Reading Connections Include Wide Variety of Books
Relevant books are listed at the end of each PLT activity in a highlighted box entitled "Reading Connections." PLT advocates the use of a wide variety of fiction and nonfiction books including the following:
- Myths and Legends
- Chants and Songs
- Maps and Charts
- Culturally Diverse
- Global in Scope
The books listed at the end of each PLT activity were selected to assist teachers in meeting reading goals and to build upon concepts learned in the activities. Authors, titles, annotations, grade level recommendations, and ISBN numbers are provided for each book.
The Children's Literature List, sorted by author or Children's Literature List sorted by PLT activity, includes additional books correlated to each activity, but not listed in the highlighted box at the end of each activity.
Several PLT activities include a "read-aloud." Research
indicates that reading aloud motivates children to want to learn to
read, assists in vocabulary and language development, and increases
content knowledge. Reading a story aloud also presents great
opportunities for classroom discussions, role plays, shared readings,
arts and crafts, and singing songs. In these read-alouds, educators are
given additional techniques for effectively expanding upon the reading
with their students. In "Trees as Habitats," for example, Good-Night Owl! is suggested as a read-aloud. Use of this book has been integrated into the activity and discussion questions have been added.
Read-alouds include stories for teachers to read aloud or for students to read to one another or to themselves, depending on their grade level. With these stories and the discussion questions provided in the activities, educators can introduce new vocabulary and concepts, expand on content knowledge, and assess student comprehension. PLT activities that have stories within them include "Sounds Around," "The Forest of S.T. Shrew," "Tale of the Sun," "Nothing Succeeds Like Succession," "Earth Manners," and "A Look at Lifestyles."
Educators may expand upon PLT's emphasis on reading through the following techniques:
- Students reading aloud to each other
- Students reading additional books by authors from the Reading Connections
- Older students reading to younger students
- Students writing new endings to the books or creating new stories

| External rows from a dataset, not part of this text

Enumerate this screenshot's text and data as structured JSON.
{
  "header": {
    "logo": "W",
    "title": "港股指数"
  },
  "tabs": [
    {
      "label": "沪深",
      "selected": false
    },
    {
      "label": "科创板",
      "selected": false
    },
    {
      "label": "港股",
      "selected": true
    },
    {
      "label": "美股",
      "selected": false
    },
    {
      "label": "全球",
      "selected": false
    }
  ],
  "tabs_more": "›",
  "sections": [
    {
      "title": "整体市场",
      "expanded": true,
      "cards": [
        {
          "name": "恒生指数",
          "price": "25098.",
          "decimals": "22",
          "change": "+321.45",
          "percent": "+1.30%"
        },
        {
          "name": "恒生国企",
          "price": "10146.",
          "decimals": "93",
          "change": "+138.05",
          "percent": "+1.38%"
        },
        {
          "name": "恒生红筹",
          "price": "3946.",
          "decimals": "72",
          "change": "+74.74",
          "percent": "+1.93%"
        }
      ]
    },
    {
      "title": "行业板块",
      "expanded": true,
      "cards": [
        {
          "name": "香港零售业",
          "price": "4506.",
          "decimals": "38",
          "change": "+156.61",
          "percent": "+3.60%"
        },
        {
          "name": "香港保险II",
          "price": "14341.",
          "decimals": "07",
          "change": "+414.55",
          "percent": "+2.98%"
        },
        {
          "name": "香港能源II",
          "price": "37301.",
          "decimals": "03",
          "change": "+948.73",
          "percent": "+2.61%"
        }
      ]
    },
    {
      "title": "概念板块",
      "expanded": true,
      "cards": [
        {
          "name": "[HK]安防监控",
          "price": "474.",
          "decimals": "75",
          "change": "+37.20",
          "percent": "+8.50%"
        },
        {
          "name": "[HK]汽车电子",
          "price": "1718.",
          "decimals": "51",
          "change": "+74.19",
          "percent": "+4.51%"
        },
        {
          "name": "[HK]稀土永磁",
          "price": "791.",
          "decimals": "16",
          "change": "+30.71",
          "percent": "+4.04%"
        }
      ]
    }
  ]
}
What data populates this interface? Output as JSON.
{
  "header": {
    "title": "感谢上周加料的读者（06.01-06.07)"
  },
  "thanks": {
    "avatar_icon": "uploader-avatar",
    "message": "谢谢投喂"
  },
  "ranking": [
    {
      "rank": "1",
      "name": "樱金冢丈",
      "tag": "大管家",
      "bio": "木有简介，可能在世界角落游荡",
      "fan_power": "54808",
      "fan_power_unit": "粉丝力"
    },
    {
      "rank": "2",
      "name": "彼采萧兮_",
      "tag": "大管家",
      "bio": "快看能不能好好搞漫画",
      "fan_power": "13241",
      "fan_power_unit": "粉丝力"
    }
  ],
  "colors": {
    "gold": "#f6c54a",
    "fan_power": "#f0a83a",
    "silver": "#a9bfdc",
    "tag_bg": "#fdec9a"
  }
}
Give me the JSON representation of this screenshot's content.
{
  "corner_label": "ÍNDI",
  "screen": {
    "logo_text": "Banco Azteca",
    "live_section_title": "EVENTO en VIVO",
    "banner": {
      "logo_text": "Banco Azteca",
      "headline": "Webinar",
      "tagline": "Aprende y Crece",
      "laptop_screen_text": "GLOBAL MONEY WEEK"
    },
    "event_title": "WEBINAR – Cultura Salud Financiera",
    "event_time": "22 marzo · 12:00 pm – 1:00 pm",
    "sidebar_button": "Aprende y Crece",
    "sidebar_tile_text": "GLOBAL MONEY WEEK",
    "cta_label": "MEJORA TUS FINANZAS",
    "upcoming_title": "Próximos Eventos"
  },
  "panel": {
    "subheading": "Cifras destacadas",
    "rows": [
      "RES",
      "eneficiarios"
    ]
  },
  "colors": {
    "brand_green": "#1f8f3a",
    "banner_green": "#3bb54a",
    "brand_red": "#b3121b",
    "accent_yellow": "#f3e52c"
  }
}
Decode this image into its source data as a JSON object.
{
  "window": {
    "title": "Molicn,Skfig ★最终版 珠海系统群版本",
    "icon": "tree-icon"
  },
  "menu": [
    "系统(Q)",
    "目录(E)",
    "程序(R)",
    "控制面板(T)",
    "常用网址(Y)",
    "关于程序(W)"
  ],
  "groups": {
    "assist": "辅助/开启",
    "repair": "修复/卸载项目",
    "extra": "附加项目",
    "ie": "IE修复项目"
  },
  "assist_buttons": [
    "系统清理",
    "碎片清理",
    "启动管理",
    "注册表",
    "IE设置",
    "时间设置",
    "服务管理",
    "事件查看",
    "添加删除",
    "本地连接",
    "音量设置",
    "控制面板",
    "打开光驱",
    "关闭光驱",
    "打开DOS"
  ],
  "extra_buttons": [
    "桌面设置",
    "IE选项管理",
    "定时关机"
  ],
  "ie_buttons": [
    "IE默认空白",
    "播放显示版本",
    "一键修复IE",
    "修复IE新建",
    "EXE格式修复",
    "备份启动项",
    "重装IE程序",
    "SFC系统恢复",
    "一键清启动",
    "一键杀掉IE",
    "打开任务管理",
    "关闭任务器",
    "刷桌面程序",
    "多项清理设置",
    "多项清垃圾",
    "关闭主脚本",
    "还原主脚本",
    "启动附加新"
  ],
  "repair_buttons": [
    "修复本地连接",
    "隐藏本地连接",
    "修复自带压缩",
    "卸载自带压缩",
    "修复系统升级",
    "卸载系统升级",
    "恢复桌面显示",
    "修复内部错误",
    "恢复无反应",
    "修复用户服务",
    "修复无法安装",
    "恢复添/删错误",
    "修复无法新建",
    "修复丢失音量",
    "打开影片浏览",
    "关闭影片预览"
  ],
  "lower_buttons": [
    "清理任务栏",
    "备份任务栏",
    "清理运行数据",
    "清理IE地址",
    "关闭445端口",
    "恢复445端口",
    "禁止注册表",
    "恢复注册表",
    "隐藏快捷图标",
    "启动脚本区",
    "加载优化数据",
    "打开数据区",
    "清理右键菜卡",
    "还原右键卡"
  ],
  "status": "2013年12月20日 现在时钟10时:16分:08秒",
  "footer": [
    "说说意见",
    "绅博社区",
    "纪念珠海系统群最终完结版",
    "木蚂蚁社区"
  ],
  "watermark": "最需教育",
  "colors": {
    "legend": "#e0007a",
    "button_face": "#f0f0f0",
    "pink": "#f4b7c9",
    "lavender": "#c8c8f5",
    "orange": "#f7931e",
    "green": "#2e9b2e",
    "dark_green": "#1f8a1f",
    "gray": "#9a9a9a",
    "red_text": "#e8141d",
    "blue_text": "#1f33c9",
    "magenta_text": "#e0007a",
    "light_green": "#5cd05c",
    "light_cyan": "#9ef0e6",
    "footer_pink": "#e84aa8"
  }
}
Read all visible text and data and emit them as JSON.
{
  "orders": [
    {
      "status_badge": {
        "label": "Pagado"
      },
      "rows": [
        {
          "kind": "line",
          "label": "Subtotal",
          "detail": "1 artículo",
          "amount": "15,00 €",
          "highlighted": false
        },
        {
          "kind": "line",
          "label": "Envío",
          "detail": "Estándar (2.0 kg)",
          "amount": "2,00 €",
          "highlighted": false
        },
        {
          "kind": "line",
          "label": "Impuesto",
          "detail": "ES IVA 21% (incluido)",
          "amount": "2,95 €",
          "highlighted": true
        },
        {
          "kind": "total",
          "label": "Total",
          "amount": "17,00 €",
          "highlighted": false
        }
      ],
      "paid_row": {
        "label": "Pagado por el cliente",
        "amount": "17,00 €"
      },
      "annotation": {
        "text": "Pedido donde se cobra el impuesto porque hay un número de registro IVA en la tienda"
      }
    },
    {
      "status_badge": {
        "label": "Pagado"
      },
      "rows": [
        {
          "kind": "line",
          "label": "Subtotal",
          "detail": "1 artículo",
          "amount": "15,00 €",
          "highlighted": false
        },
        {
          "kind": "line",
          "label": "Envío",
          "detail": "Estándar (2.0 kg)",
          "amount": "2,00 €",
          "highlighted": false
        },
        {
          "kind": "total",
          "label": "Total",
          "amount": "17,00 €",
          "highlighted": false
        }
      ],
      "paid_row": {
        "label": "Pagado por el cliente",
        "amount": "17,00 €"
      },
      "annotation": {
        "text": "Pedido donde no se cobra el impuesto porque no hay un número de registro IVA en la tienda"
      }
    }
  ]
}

- Students reading outdoors
- Students selecting appropriate music to go with a reading
- Student reading the Reading Connection books to their siblings, parents, or grandparents